Wear a tie featuring the image of French economist, politician, and liberal thinker Frédéric Bastiat (1801-1850).
Mathieu Bédard holds a PhD in economics from Aix-Marseille University, and a master’s degree in economic analysis of institutions from Paul Cézanne University. From 2013 to 2015, he was a Lecturer at the Toulouse School of Economics. His dissertation is entitled “Economic Analysis of Bank Failures: An Essay on the Informational Properties of Bank Runs.” His scholarly articles have been published in the Journal of Business Ethics, the International Journal of Business, and the Journal des économistes et des études humaines. Mathieu Bédard was an Economist at the MEI from June 2015 to May 2019.
Viewpoint explaining how Health Canada’s reform of the pricing mechanism for new drugs could delay their introduction
The Canadian government is planning to change the way prices are set for new patented drugs and cut the maximum prices at which these drugs can be sold by up to 70%. But this reform could prove very costly for patients. If it goes forward and fails to take into account the adverse effects of reference pricing systems, which have been well documented by various international bodies, Canadians could see their access to new drugs slowed down or even compromised.
Economic Note showing that a detailed examination of Canada’s costly and complicated tax system is needed
Taxpayers always meet the months of March and April with some apprehension, as they will have to devote precious hours of their time to completing their income tax returns, or pay someone else to do it for them. Is it possible to make life easier for taxpayers by simplifying the tax system?
Viewpoint showing how labour laws, interprovincial trade barriers, and the tax burden affect jobs and wages
We are constantly told that there is a shortage of labour in Canada. In 2018, the economy added 163,000 full-time jobs, and the unemployment rate fell to 5.6%, a historic low that can be qualified as full employment. The participation rate for people of prime working age, 25 to 54 years, is 87%. The winds are shifting on the labour market. Employers used to have the upper hand; now, it’s workers who have it.
Economic Note providing a roadmap for eliminating the excessive regulation that stifles entrepreneurship and drags down the economy in Canada
In its last Fall Economic Statement, the federal government included a chapter on regulation. It intends to review and remove outdated or duplicative regulatory requirements, keep an eye on our regulatory burden’s effect on our competitiveness, and innovate when it comes to rule-making.

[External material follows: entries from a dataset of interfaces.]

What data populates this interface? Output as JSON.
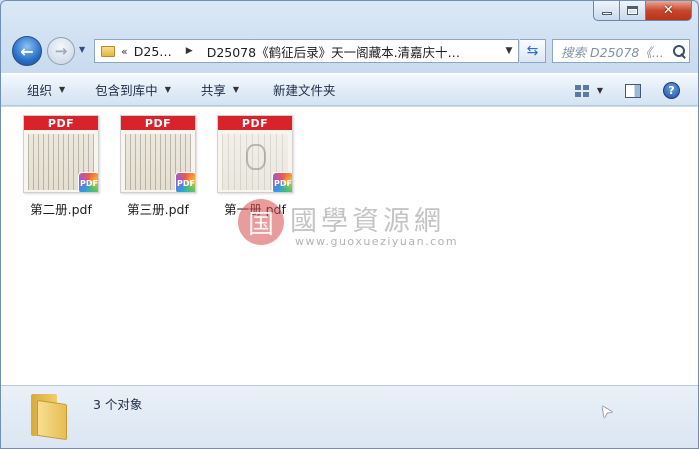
{
  "window": {
    "caption_buttons": {
      "minimize_icon": "minimize-icon",
      "maximize_icon": "maximize-icon",
      "close_icon": "close-icon"
    }
  },
  "nav": {
    "back_icon": "back-arrow-icon",
    "forward_icon": "forward-arrow-icon",
    "history_icon": "chevron-down-icon"
  },
  "address": {
    "overflow": "«",
    "segments": [
      "D25…",
      "D25078《鹤征后录》天一阁藏本.清嘉庆十…"
    ]
  },
  "search": {
    "placeholder": "搜索 D25078《..."
  },
  "toolbar": {
    "organize": "组织",
    "include_library": "包含到库中",
    "share": "共享",
    "new_folder": "新建文件夹"
  },
  "files": [
    {
      "name": "第二册.pdf",
      "band": "PDF",
      "badge": "PDF"
    },
    {
      "name": "第三册.pdf",
      "band": "PDF",
      "badge": "PDF"
    },
    {
      "name": "第一册.pdf",
      "band": "PDF",
      "badge": "PDF"
    }
  ],
  "watermark": {
    "logo": "国",
    "title": "國學資源網",
    "url": "www.guoxueziyuan.com"
  },
  "status": {
    "count": "3 个对象"
  },
  "colors": {
    "pdf_band": "#d8232a",
    "content_bg": "#ffffff",
    "toolbar": "#dce8f5"
  }
}
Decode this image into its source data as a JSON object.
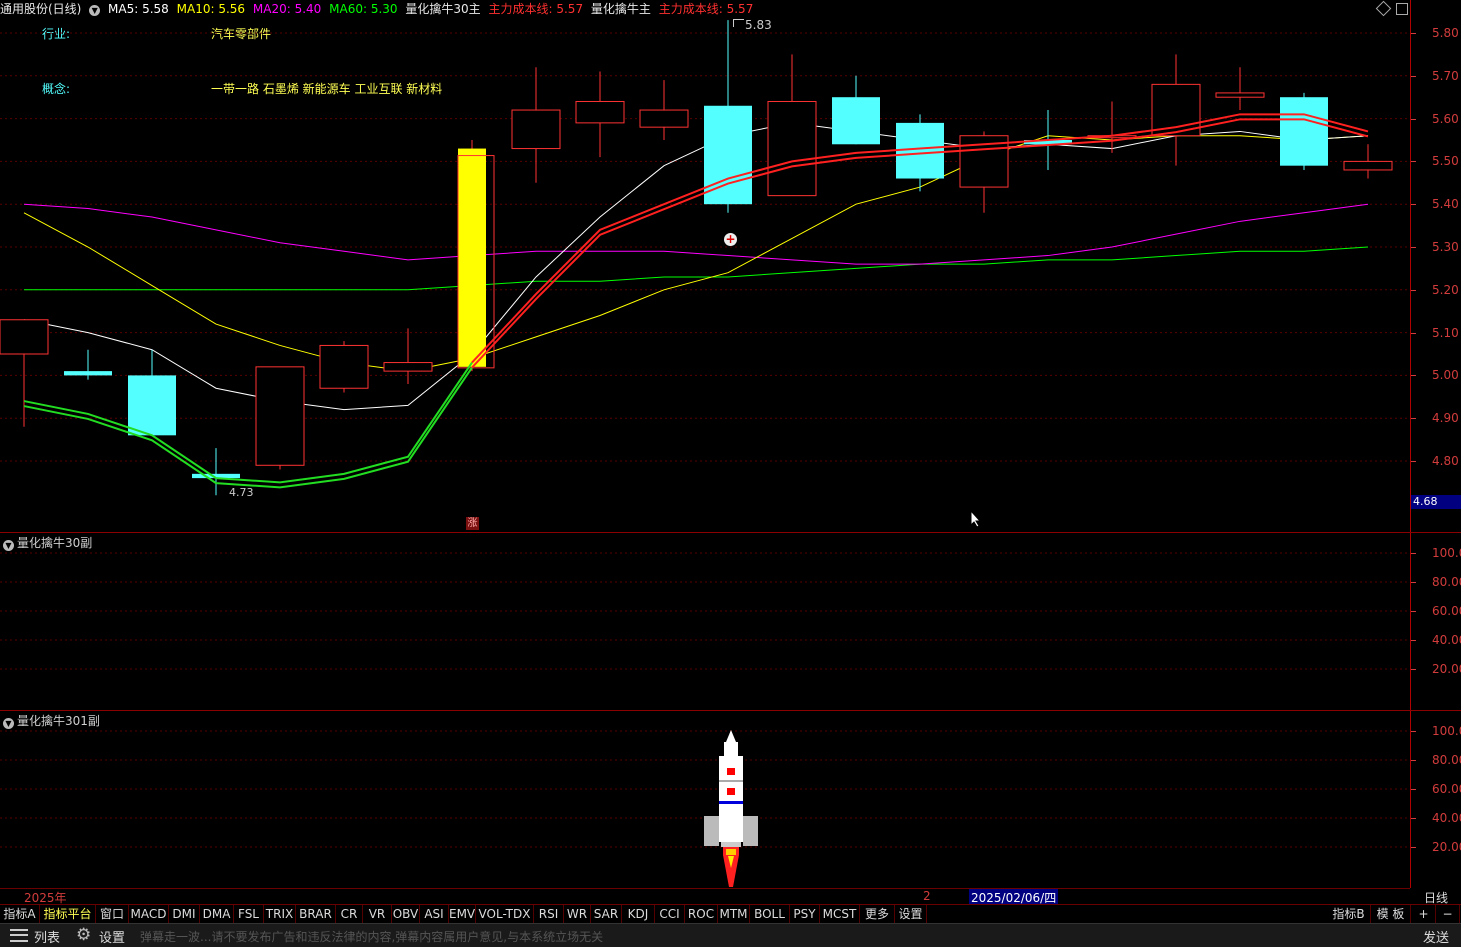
{
  "header": {
    "stock": "通用股份(日线)",
    "ma5": "MA5: 5.58",
    "ma10": "MA10: 5.56",
    "ma20": "MA20: 5.40",
    "ma60": "MA60: 5.30",
    "indicator_main": "量化擒牛30主",
    "cost_line_1": "主力成本线: 5.57",
    "indicator_main_2": "量化擒牛主",
    "cost_line_2": "主力成本线: 5.57"
  },
  "info": {
    "industry_label": "行业:",
    "industry_value": "汽车零部件",
    "concept_label": "概念:",
    "concept_value": "一带一路 石墨烯 新能源车 工业互联 新材料"
  },
  "annotations": {
    "high_label": "5.83",
    "low_label": "4.73",
    "limit_up_marker": "涨",
    "current_price_tag": "4.68"
  },
  "colors": {
    "up": "#ff3232",
    "down": "#54ffff",
    "limit_up": "#ffff00",
    "ma5": "#ffffff",
    "ma10": "#ffff00",
    "ma20": "#ff00ff",
    "ma60": "#00ff00",
    "cost_up": "#ff2020",
    "cost_down": "#22dd22"
  },
  "main_axis": {
    "ticks": [
      "5.80",
      "5.70",
      "5.60",
      "5.50",
      "5.40",
      "5.30",
      "5.20",
      "5.10",
      "5.00",
      "4.90",
      "4.80"
    ]
  },
  "sub1": {
    "title": "量化擒牛30副",
    "ticks": [
      "100.0",
      "80.00",
      "60.00",
      "40.00",
      "20.00"
    ]
  },
  "sub2": {
    "title": "量化擒牛301副",
    "ticks": [
      "100.0",
      "80.00",
      "60.00",
      "40.00",
      "20.00"
    ]
  },
  "datebar": {
    "year": "2025年",
    "month": "2",
    "cursor_date": "2025/02/06/四",
    "period": "日线"
  },
  "tabs": [
    "指标A",
    "指标平台",
    "窗口",
    "MACD",
    "DMI",
    "DMA",
    "FSL",
    "TRIX",
    "BRAR",
    "CR",
    "VR",
    "OBV",
    "ASI",
    "EMV",
    "VOL-TDX",
    "RSI",
    "WR",
    "SAR",
    "KDJ",
    "CCI",
    "ROC",
    "MTM",
    "BOLL",
    "PSY",
    "MCST",
    "更多",
    "设置"
  ],
  "tabs_right": [
    "指标B",
    "模 板",
    "+",
    "−"
  ],
  "statusbar": {
    "list_label": "列表",
    "settings_label": "设置",
    "danmaku_placeholder": "弹幕走一波...请不要发布广告和违反法律的内容,弹幕内容属用户意见,与本系统立场无关",
    "send_label": "发送"
  },
  "chart_data": {
    "type": "candlestick",
    "ylim": [
      4.66,
      5.86
    ],
    "candles": [
      {
        "o": 5.05,
        "h": 5.13,
        "l": 4.88,
        "c": 5.13
      },
      {
        "o": 5.01,
        "h": 5.06,
        "l": 4.99,
        "c": 5.0
      },
      {
        "o": 5.0,
        "h": 5.06,
        "l": 4.86,
        "c": 4.86
      },
      {
        "o": 4.77,
        "h": 4.83,
        "l": 4.72,
        "c": 4.76
      },
      {
        "o": 4.79,
        "h": 5.02,
        "l": 4.78,
        "c": 5.02
      },
      {
        "o": 4.97,
        "h": 5.08,
        "l": 4.96,
        "c": 5.07
      },
      {
        "o": 5.01,
        "h": 5.11,
        "l": 4.98,
        "c": 5.03
      },
      {
        "o": 5.53,
        "h": 5.55,
        "l": 5.01,
        "c": 5.02,
        "limit": true
      },
      {
        "o": 5.53,
        "h": 5.72,
        "l": 5.45,
        "c": 5.62
      },
      {
        "o": 5.59,
        "h": 5.71,
        "l": 5.51,
        "c": 5.64
      },
      {
        "o": 5.58,
        "h": 5.69,
        "l": 5.55,
        "c": 5.62
      },
      {
        "o": 5.63,
        "h": 5.83,
        "l": 5.38,
        "c": 5.4
      },
      {
        "o": 5.42,
        "h": 5.75,
        "l": 5.42,
        "c": 5.64
      },
      {
        "o": 5.65,
        "h": 5.7,
        "l": 5.54,
        "c": 5.54
      },
      {
        "o": 5.59,
        "h": 5.61,
        "l": 5.43,
        "c": 5.46
      },
      {
        "o": 5.44,
        "h": 5.57,
        "l": 5.38,
        "c": 5.56
      },
      {
        "o": 5.55,
        "h": 5.62,
        "l": 5.48,
        "c": 5.54
      },
      {
        "o": 5.56,
        "h": 5.64,
        "l": 5.52,
        "c": 5.56
      },
      {
        "o": 5.56,
        "h": 5.75,
        "l": 5.49,
        "c": 5.68
      },
      {
        "o": 5.65,
        "h": 5.72,
        "l": 5.62,
        "c": 5.66
      },
      {
        "o": 5.65,
        "h": 5.66,
        "l": 5.48,
        "c": 5.49
      },
      {
        "o": 5.48,
        "h": 5.54,
        "l": 5.46,
        "c": 5.5
      }
    ],
    "ma5": [
      5.13,
      5.1,
      5.06,
      4.97,
      4.94,
      4.92,
      4.93,
      5.05,
      5.23,
      5.37,
      5.49,
      5.56,
      5.59,
      5.57,
      5.55,
      5.53,
      5.54,
      5.53,
      5.56,
      5.57,
      5.55,
      5.56
    ],
    "ma10": [
      5.38,
      5.3,
      5.21,
      5.12,
      5.07,
      5.03,
      5.01,
      5.04,
      5.09,
      5.14,
      5.2,
      5.24,
      5.32,
      5.4,
      5.44,
      5.51,
      5.56,
      5.55,
      5.56,
      5.56,
      5.55,
      5.56
    ],
    "ma20": [
      5.4,
      5.39,
      5.37,
      5.34,
      5.31,
      5.29,
      5.27,
      5.28,
      5.29,
      5.29,
      5.29,
      5.28,
      5.27,
      5.26,
      5.26,
      5.27,
      5.28,
      5.3,
      5.33,
      5.36,
      5.38,
      5.4
    ],
    "ma60": [
      5.2,
      5.2,
      5.2,
      5.2,
      5.2,
      5.2,
      5.2,
      5.21,
      5.22,
      5.22,
      5.23,
      5.23,
      5.24,
      5.25,
      5.26,
      5.26,
      5.27,
      5.27,
      5.28,
      5.29,
      5.29,
      5.3
    ],
    "cost": [
      4.94,
      4.91,
      4.86,
      4.76,
      4.75,
      4.77,
      4.81,
      5.03,
      5.19,
      5.34,
      5.4,
      5.46,
      5.5,
      5.52,
      5.53,
      5.54,
      5.55,
      5.56,
      5.58,
      5.61,
      5.61,
      5.57
    ]
  }
}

While this is a welcome admission that the Canadian regulatory burden is weighing down our competitiveness, with the United States as an easy alternative destination for investment, it still leaves open the question of how exactly to proceed with effectively reducing the regulatory burden.
Viewpoint examining the numerous reasons to question the effectiveness of a soda tax
Earlier this year, the Quebec government formed a committee whose stated goal was to propose a soda tax, for the purpose of reducing the prevalence of obesity. Yet there are numerous reasons to question the effectiveness of this measure. Indeed, when a tax modifies the price of a good, there is no guarantee that the replacement product will be better for one’s health than the taxed product.
Economic Note showing the need for and the benefits of a tax cut for Canadian businesses and workers
As the fall economic update approaches, the rumour is that Ottawa favours targeted measures to promote investment, rather than reducing the corporate income tax rate. This would be a mistake. The competitiveness of Canadian companies has been hurt by US tax cuts, and also by deregulation efforts south of the border. The federal government should use its update to lower corporate income taxes and restore the Canadian advantage; not acting would entail substantial costs not just for businesses, but for workers as well.